### WORK ORDER
Determine how many lines of the data below contain "true", then give only that number.

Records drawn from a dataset
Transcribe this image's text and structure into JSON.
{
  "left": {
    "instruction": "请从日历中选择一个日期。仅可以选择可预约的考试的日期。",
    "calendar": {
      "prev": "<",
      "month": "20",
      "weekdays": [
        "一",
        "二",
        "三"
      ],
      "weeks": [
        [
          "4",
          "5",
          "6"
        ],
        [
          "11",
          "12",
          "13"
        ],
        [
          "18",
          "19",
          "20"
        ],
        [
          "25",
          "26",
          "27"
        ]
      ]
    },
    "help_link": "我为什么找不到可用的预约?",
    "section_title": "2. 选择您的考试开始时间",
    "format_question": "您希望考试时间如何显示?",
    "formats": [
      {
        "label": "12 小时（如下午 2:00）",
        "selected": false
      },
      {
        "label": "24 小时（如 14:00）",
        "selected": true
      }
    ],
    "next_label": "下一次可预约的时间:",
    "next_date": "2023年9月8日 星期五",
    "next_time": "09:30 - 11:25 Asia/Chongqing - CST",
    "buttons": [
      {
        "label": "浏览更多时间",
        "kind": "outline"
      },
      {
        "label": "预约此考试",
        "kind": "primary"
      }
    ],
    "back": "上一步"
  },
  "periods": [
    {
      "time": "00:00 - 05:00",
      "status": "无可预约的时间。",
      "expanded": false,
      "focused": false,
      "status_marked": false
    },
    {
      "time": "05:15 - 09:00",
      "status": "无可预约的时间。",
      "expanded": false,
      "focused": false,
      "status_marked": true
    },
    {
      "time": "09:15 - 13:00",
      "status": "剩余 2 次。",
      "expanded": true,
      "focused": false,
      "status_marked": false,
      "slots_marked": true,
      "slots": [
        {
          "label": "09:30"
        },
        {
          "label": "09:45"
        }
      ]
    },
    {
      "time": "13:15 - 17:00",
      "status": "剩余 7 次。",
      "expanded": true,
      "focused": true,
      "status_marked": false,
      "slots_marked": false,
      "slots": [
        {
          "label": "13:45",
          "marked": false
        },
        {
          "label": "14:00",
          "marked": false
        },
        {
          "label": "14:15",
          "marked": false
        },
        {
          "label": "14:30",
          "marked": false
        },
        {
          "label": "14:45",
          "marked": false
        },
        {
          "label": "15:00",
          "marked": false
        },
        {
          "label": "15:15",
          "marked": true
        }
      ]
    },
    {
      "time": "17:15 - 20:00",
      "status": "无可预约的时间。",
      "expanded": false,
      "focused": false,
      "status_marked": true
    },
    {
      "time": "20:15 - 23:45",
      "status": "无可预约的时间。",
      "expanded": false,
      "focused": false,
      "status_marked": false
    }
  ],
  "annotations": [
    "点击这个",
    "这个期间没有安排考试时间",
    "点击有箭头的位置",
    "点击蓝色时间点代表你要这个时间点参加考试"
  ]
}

### SOLVED EXERCISE
8